Monday, 19 October 2015

Eric Pickles & The Prisoners' Dilemma

Thanks to this piece by Ed Smith, the former cricketer turned writer and TMS commentator, I have been introduced to the concept of 'The Prisoner' Dilemma'.

"Imagine how good cricket could be if we cured the easy fixes", writes Ed Smith, contemplating the factors that led to England's run chase in recent first Test against Pakistan being cut short.

Those factors all arise from a seemingly rational pursuit of self-interest, but, as Albert Tucker, the Princeton mathematician and game theorist, showed in his "Prisoners' Dilemma" theory, when two agents pursue narrow self-interest it can work against the long-term benefit of both. In cricket's case this is the long term future of the Test Match as a spectacle.

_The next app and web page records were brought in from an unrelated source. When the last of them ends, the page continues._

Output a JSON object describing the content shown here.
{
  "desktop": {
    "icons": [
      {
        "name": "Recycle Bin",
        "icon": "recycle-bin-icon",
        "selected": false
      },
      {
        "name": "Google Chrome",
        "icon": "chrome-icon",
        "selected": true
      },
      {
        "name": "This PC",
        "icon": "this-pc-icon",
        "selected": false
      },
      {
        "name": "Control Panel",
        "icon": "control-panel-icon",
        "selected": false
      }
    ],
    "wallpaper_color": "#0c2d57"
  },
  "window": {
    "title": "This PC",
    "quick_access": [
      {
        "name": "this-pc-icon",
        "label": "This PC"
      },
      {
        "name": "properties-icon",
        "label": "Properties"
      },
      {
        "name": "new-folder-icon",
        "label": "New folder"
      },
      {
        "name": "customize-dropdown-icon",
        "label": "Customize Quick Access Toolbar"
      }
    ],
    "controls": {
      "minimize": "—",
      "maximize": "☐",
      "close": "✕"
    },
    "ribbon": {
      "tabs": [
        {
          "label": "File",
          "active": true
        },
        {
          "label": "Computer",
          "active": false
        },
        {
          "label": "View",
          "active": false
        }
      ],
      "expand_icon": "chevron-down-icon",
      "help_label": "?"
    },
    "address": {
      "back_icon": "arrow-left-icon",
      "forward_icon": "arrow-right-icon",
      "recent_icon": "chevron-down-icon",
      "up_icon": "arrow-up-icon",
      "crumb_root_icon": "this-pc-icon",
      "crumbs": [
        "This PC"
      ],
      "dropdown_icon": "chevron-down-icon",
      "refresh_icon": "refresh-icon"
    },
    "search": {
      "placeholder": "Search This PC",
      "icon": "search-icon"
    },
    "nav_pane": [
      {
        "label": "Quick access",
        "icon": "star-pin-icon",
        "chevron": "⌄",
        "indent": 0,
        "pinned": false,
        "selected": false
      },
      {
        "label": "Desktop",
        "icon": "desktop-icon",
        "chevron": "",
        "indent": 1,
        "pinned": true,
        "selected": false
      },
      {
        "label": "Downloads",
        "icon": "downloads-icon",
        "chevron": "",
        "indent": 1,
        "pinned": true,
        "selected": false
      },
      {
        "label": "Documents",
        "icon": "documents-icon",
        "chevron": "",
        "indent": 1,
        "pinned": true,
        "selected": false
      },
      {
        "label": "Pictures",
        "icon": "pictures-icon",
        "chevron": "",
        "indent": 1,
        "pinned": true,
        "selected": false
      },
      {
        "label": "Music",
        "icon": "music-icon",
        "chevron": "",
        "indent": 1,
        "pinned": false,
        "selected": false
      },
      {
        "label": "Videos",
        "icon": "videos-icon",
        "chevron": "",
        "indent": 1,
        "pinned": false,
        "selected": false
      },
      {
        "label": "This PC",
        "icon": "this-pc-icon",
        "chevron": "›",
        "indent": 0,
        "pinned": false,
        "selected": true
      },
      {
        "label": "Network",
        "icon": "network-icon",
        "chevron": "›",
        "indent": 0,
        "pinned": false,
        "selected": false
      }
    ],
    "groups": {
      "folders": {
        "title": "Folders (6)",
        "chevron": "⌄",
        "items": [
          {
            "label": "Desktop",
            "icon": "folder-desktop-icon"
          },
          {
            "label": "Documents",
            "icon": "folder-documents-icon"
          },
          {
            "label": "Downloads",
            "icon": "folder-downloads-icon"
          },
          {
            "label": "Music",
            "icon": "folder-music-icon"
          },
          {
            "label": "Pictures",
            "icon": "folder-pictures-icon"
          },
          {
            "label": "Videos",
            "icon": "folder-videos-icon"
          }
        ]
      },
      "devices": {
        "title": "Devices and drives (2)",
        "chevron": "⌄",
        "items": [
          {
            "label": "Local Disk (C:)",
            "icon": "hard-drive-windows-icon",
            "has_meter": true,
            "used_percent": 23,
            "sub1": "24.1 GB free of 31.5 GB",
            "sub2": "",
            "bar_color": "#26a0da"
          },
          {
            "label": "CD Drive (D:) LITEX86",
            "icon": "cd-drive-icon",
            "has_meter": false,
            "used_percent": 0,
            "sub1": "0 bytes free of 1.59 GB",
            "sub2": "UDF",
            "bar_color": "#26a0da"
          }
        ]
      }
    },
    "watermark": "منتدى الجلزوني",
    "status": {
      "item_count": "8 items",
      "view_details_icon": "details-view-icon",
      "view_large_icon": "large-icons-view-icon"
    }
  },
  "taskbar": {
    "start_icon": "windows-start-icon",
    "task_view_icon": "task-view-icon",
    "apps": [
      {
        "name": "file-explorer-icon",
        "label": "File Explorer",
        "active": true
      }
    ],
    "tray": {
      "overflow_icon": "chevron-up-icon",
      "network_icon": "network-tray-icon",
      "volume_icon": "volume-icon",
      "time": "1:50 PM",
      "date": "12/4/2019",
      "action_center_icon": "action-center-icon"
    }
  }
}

"That's interesting, Sam" I can hear you thinking, "but where are you going with this?"

Well, might it be said that planning in the Eric Pickles-inspired, post-RSS world has suffered from its own version of the Prisoner's Dilemma? For individual teams playing on pitches that may suit their own team or captains slowing down games to avoid defeat, read individual LPAs preparing local plans to suit their own housing needs without any regard to the ability of a neighbouring LPA to meet theirs.

As Ed Smith notes, "the only way to avoid this is to take the decisions out of the hands of the individual agents",which is all well and good, in theory, for a sport with a governing body, but what or who in the current planning system is persuading LPAs to cooperate 'for the good of the game'? The answer to that is probably the local plan inspector, who only enters the fray late in the day.

As in cricket administration, there must be a collective agreement within the planning system that serves the whole game, which is why it is heartening for planners to see some (not all) Combined Authorities seek strategic planning powers as part of their devolution submissions. At least some local authority leaders see that greater-than-local interests are also the best protector of their own individual local interests as well.

No comments:

Post a Comment